>           z_?NumericQ} -> {2x + y, -x + 2y, -1.5x + y + z};
> plot1 =
>     Show[Graphics3D[
>         {cgraphics3db},
>         Lighting -> False,
>         ImageSize -> 450]];
> SpinShow[plot1, SpinOrigin -> {0, 0, 0}, SpinDistance -> 5]
> SelectionMove[EvaluationNotebook[], All, GeneratedCell]
> FrontEndTokenExecute["OpenCloseGroup"]
> FrontEndTokenExecute["SelectionAnimate"]
>
> That works well, but if our contour regions have concave edges, we run
into
> the second problem.
>
> cplot = ContourPlot[x^2 + y^2, {x, -3, 3}, {y, -3, 3}, ColorFunction ->
> Hue];
> cgraphics2d =
>     Cases[First[Graphics[cplot]], a : {Hue[_], Polygon[_], ___} :> Take[a,
> 2],
>        Infinity];
> cgraphics3da =
>     Table[Part[cgraphics2d,
>           i] /. {x_?NumericQ, y_?NumericQ} -> {x, y, 0.1 i}, {i, 1,
>         Length[cgraphics2d]}];
> Show[Graphics3D[
>       {cgraphics3da},
>       Lighting -> False,
>       ImageSize -> 450]];
>
> The 3D Polygons are rendered to extend outside the actual region,
presumably
> because Mathematica does not recognize them as planar.

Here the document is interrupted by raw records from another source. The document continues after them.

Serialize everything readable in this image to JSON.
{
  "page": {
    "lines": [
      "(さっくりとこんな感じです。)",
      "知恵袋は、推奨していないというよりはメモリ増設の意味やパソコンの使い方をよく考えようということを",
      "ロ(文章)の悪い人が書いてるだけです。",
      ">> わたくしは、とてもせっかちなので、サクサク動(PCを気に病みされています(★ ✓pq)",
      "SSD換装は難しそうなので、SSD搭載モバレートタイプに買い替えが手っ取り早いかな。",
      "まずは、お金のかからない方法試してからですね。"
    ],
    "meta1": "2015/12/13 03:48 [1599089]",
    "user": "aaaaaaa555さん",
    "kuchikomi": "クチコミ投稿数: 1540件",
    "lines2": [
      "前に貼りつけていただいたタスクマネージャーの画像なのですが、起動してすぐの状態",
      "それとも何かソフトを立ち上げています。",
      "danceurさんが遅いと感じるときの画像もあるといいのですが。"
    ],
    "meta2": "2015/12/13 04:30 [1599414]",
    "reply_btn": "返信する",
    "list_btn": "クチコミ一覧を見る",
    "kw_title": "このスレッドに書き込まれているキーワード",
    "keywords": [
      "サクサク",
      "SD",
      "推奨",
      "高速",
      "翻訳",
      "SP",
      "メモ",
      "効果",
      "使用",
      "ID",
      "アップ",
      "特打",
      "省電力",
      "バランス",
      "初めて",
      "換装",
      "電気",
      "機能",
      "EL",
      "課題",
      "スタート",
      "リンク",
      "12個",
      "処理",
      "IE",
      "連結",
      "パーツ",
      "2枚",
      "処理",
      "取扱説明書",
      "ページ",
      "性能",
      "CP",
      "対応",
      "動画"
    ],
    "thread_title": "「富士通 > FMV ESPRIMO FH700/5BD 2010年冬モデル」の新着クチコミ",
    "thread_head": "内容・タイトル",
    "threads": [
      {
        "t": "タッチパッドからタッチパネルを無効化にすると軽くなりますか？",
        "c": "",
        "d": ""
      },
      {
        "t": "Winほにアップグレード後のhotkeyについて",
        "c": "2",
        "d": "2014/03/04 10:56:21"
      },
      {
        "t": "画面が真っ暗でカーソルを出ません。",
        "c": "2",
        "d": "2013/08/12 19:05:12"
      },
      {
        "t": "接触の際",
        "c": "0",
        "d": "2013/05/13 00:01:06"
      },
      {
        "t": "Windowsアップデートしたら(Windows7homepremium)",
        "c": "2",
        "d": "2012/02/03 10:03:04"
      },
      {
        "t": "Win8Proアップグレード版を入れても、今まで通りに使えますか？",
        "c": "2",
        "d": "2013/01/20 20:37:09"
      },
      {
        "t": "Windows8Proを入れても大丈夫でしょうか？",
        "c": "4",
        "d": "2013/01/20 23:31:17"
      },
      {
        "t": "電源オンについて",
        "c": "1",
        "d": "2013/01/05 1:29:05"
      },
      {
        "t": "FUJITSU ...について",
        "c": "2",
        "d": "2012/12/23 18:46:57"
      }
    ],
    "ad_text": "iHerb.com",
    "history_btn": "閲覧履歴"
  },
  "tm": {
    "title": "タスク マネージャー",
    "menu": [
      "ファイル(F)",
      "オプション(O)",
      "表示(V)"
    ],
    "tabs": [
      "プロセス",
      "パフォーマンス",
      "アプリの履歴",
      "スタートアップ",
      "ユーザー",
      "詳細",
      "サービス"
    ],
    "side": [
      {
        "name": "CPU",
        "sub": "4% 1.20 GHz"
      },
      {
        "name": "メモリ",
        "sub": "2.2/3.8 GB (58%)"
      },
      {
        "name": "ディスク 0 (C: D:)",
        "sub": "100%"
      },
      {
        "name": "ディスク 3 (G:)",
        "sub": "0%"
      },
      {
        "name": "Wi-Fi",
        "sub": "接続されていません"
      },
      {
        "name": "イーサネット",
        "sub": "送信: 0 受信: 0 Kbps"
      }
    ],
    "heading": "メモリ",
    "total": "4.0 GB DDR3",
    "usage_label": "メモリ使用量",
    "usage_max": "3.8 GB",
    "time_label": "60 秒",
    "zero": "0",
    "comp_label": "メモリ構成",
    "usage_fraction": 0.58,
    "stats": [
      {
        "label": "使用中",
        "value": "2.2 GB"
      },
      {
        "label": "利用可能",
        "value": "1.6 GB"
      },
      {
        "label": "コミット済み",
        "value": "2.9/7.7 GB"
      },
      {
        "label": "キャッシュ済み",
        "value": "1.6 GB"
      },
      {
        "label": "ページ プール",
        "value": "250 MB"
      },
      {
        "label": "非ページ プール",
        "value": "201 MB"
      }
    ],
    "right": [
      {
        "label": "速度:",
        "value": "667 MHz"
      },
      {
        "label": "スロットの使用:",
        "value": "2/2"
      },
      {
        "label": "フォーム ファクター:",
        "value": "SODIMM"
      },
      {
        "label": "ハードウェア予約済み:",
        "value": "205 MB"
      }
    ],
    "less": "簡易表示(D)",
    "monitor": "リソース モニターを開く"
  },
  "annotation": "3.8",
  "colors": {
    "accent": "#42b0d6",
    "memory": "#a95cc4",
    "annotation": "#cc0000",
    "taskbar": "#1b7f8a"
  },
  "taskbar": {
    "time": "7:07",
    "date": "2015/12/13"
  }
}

So, if we do a
> closely spaced 3D plot as with the other function, we do not obtain
properly
> colored regions.
>
> cgraphics3da =
>     Table[Part[cgraphics2d,
>           i] /. {x_?NumericQ, y_?NumericQ} -> {x, y, 0.00001 i}, {i, 1,
>         Length[cgraphics2d]}];
> cgraphics3db =
>     cgraphics3da /. {x_?NumericQ, y_?NumericQ,
>           z_?NumericQ} -> {2x + y, -x + 2y, -1.5x + y + z};
> plot1 =
>     Show[Graphics3D[
>         {cgraphics3db},
>         Lighting -> False,
>         ImageSize -> 450]];
> SpinShow[plot1, SpinOrigin -> {0, 0, 0}, SpinDistance -> 5]
> SelectionMove[EvaluationNotebook[], All, GeneratedCell]
> FrontEndTokenExecute["OpenCloseGroup"]
> FrontEndTokenExecute["SelectionAnimate"]
>
> Does anyone have any ideas for solving this problem?
>
> David Park
> djmp at earthlink.net